TZ: Talking again to the aspiring animators, I can imagine being a 16-year-old kid who’s about to finish high school and is thinking “Where do I go from here?” How did you manage that?
AA: I’ve always wanted to be an animator since I was a kid. When I got older I knew what it was and from there I knew what to look for. When I graduated from high school in 2007 we were pretty much still in the pre-internet days so it was really hard for you to know where to even study. I did not know how much it was going to cost but I knew that if I had to leave the country it was going to be really expensive and we couldn’t afford that.
At the time I was already a good draftsman, I could draw. So, I went to art school at Harare Polytechnic. I took it thinking, “at least it has some element of drawing in it.” So for me, that was a start. What’s cool about an institution is they have a lot of stuff you can use, that you wouldn’t have access to at home. So, while I was learning art I was also teaching myself animation because they had internet at the time. As bad as it was they had it. So I was using that after my studies I would go into the lab and Google how to do that and download tutorials from YouTube and just trying to get as much as I could to get myself equipped. By the time I finished my studies at Poly I was already doing freelance work as a 3D artist. From there I went to ZIVA which was offering animation studies and I showed them my portfolio and I only did one year there because they felt I knew quite some stuff already.
Now coming to the younger guys, who are a bit more fortunate cause now there are trailblazers. I would say there are two ways to do it; you can either go to film school, animation school or vfx school and if you have the opportunity to go outside the country it’s great cause they have pretty much everything.
Sometimes that option can be a bit too expensive though and the best alternative is to use YouTube. A $1 can get you a couple of hours on YouTube. You can also check out internet cafes if data is too expensive. You should read a lot, as there’s tons of information just lying out there online. Going out is also essential. Going to places like Comexposed especially helped me a lot because no one is going to know you exist when you are in a bedroom.

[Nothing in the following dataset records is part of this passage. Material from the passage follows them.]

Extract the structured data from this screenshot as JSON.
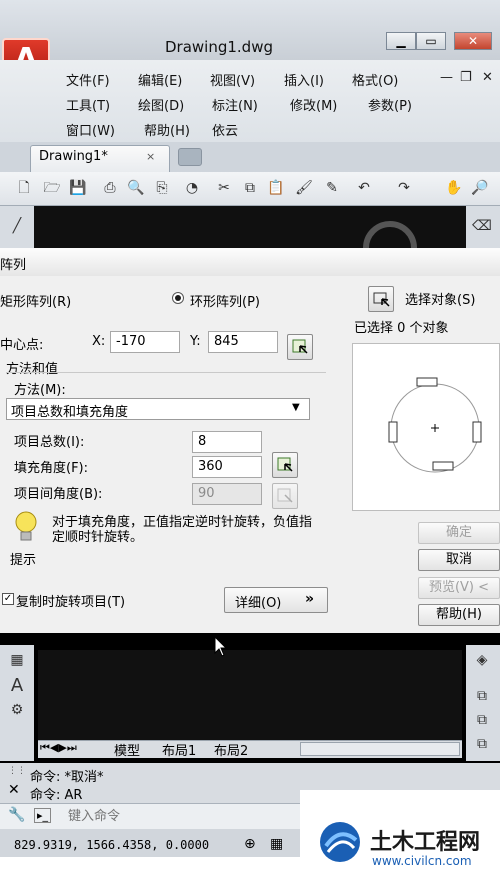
{
  "window": {
    "title": "Drawing1.dwg",
    "logo": "A"
  },
  "menubar": {
    "row1": [
      "文件(F)",
      "编辑(E)",
      "视图(V)",
      "插入(I)",
      "格式(O)"
    ],
    "row2": [
      "工具(T)",
      "绘图(D)",
      "标注(N)",
      "修改(M)",
      "参数(P)"
    ],
    "row3": [
      "窗口(W)",
      "帮助(H)",
      "依云"
    ]
  },
  "tabs": {
    "active": "Drawing1*",
    "close": "×"
  },
  "icons": [
    "new-icon",
    "open-icon",
    "save-icon",
    "print-icon",
    "print-preview-icon",
    "publish-icon",
    "3d-dwf-icon",
    "cut-icon",
    "copy-icon",
    "paste-icon",
    "match-properties-icon",
    "undo-icon",
    "redo-icon",
    "pan-icon",
    "zoom-icon"
  ],
  "dialog": {
    "title": "阵列",
    "rect_label": "矩形阵列(R)",
    "polar_label": "环形阵列(P)",
    "select_objects": "选择对象(S)",
    "selected_count_text": "已选择 0 个对象",
    "center_label": "中心点:",
    "x_label": "X:",
    "x_value": "-170",
    "y_label": "Y:",
    "y_value": "845",
    "group_label": "方法和值",
    "method_label": "方法(M):",
    "method_value": "项目总数和填充角度",
    "total_label": "项目总数(I):",
    "total_value": "8",
    "fill_label": "填充角度(F):",
    "fill_value": "360",
    "between_label": "项目间角度(B):",
    "between_value": "90",
    "tip_text": "对于填充角度，正值指定逆时针旋转，负值指定顺时针旋转。",
    "tip_label": "提示",
    "rotate_label": "复制时旋转项目(T)",
    "rotate_checked": "✓",
    "details_label": "详细(O)",
    "ok_label": "确定",
    "cancel_label": "取消",
    "preview_label": "预览(V) <",
    "help_label": "帮助(H)"
  },
  "layout_tabs": [
    "模型",
    "布局1",
    "布局2"
  ],
  "command": {
    "history1": "命令:  *取消*",
    "history2": "命令:  AR",
    "placeholder": "键入命令"
  },
  "status": {
    "coords": "829.9319, 1566.4358, 0.0000"
  },
  "watermark": {
    "brand": "土木工程网",
    "url": "www.civilcn.com"
  },
  "colors": {
    "accent_red": "#c8281a",
    "canvas": "#000000",
    "dialog_bg": "#f0f0f0"
  }
}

Utilise the little that you have. If you have a computer that’s not too impressive, use that! Show me your 20-hour render and maybe we can give you a platform where you can something like 15 seconds a render. Most people would say, “My computer is very slow,” but that’s not going to stop you from developing.
Moto Republik is a co-creation space in Harare where creators can work collaboratively on craft, and ideas. The creative hub consists of a rooftop garden members’ canteen, co-working space for creatives, office space for your start-up organisations working in media/arts/youth activism, a training and workshop... Read More About Moto Republik

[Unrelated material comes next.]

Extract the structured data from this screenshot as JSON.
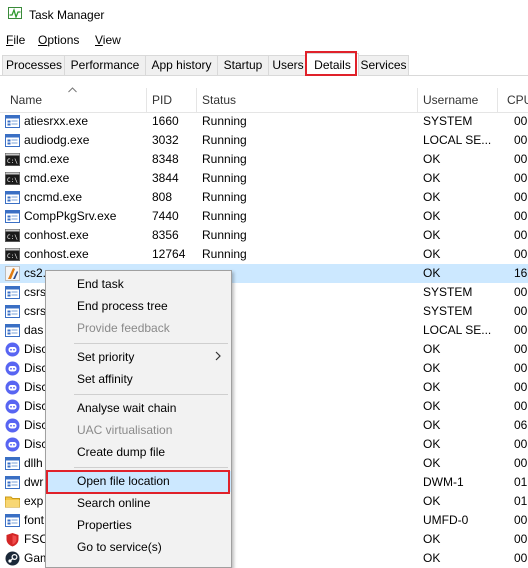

Harare Polytechnic is Zimbabwe's largest tertiary technical college. It is located in Harare's central business district. The institution offers various programs on both full time and part time basis. It is administered by the Ministry of Higher and Tertiary Education. Read More About Harare Polytechnic
Comexposed is the Zimbabwean Comic book and Digital Arts convention. It is the collective effort of Digital artists in Zimbabwe showcasing their work, progress and dreams. Comexposed aims to bring together Zimbabwean Digital artists under one banner to foster collaboration, knowledge sharing and growth in... Read More About Comexposed